#### TASK DESCRIPTION
Each line below must be written out exactly as shown.

#### PROVIDED RECORDS
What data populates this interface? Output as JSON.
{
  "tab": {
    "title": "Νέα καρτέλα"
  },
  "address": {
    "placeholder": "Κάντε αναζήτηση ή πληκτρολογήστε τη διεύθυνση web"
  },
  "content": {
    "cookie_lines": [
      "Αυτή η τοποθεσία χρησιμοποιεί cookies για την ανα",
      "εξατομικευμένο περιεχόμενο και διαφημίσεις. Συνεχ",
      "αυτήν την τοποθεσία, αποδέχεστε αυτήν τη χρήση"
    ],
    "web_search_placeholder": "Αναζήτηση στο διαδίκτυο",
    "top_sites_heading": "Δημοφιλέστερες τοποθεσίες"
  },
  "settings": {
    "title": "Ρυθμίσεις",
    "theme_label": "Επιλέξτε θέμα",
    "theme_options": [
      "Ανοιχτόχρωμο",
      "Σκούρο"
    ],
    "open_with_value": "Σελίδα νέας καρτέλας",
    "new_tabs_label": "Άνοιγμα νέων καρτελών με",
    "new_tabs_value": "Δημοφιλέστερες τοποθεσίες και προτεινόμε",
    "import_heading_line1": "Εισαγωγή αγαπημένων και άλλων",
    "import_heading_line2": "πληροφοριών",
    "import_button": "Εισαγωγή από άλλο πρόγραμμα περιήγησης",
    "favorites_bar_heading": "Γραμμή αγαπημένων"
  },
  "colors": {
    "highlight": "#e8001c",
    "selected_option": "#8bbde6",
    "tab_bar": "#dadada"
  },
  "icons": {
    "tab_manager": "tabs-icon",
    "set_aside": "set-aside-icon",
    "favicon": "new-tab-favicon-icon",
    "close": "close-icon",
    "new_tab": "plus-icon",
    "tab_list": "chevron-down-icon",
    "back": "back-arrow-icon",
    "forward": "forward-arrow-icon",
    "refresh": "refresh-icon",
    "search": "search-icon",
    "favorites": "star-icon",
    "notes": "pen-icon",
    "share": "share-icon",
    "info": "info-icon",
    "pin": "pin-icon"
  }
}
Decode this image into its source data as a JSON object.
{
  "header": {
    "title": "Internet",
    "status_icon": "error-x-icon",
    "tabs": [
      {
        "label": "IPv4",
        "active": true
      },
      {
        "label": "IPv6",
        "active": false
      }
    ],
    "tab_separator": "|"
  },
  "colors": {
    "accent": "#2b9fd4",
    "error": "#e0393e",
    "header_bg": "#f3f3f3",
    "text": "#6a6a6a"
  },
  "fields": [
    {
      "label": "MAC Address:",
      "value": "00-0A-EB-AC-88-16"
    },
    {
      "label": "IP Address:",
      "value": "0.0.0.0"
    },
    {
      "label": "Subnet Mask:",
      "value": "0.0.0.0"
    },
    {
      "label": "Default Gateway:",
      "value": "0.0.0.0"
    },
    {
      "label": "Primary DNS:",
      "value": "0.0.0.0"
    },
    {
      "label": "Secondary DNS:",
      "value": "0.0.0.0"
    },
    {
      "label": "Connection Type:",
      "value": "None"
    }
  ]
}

#### EXERCISE SOLUTION
What data populates this interface? Output as JSON.
{
  "tab": {
    "title": "Νέα καρτέλα"
  },
  "address": {
    "placeholder": "Κάντε αναζήτηση ή πληκτρολογήστε τη διεύθυνση web"
  },
  "content": {
    "cookie_lines": [
      "Αυτή η τοποθεσία χρησιμοποιεί cookies για την ανα",
      "εξατομικευμένο περιεχόμενο και διαφημίσεις. Συνεχ",
      "αυτήν την τοποθεσία, αποδέχεστε αυτήν τη χρήση"
    ],
    "web_search_placeholder": "Αναζήτηση στο διαδίκτυο",
    "top_sites_heading": "Δημοφιλέστερες τοποθεσίες"
  },
  "settings": {
    "title": "Ρυθμίσεις",
    "theme_label": "Επιλέξτε θέμα",
    "theme_options": [
      "Ανοιχτόχρωμο",
      "Σκούρο"
    ],
    "open_with_value": "Σελίδα νέας καρτέλας",
    "new_tabs_label": "Άνοιγμα νέων καρτελών με",
    "new_tabs_value": "Δημοφιλέστερες τοποθεσίες και προτεινόμε",
    "import_heading_line1": "Εισαγωγή αγαπημένων και άλλων",
    "import_heading_line2": "πληροφοριών",
    "import_button": "Εισαγωγή από άλλο πρόγραμμα περιήγησης",
    "favorites_bar_heading": "Γραμμή αγαπημένων"
  },
  "colors": {
    "highlight": "#e8001c",
    "selected_option": "#8bbde6",
    "tab_bar": "#dadada"
  },
  "icons": {
    "tab_manager": "tabs-icon",
    "set_aside": "set-aside-icon",
    "favicon": "new-tab-favicon-icon",
    "close": "close-icon",
    "new_tab": "plus-icon",
    "tab_list": "chevron-down-icon",
    "back": "back-arrow-icon",
    "forward": "forward-arrow-icon",
    "refresh": "refresh-icon",
    "search": "search-icon",
    "favorites": "star-icon",
    "notes": "pen-icon",
    "share": "share-icon",
    "info": "info-icon",
    "pin": "pin-icon"
  }
}
Decode this image into its source data as a JSON object.
{
  "header": {
    "title": "Internet",
    "status_icon": "error-x-icon",
    "tabs": [
      {
        "label": "IPv4",
        "active": true
      },
      {
        "label": "IPv6",
        "active": false
      }
    ],
    "tab_separator": "|"
  },
  "colors": {
    "accent": "#2b9fd4",
    "error": "#e0393e",
    "header_bg": "#f3f3f3",
    "text": "#6a6a6a"
  },
  "fields": [
    {
      "label": "MAC Address:",
      "value": "00-0A-EB-AC-88-16"
    },
    {
      "label": "IP Address:",
      "value": "0.0.0.0"
    },
    {
      "label": "Subnet Mask:",
      "value": "0.0.0.0"
    },
    {
      "label": "Default Gateway:",
      "value": "0.0.0.0"
    },
    {
      "label": "Primary DNS:",
      "value": "0.0.0.0"
    },
    {
      "label": "Secondary DNS:",
      "value": "0.0.0.0"
    },
    {
      "label": "Connection Type:",
      "value": "None"
    }
  ]
}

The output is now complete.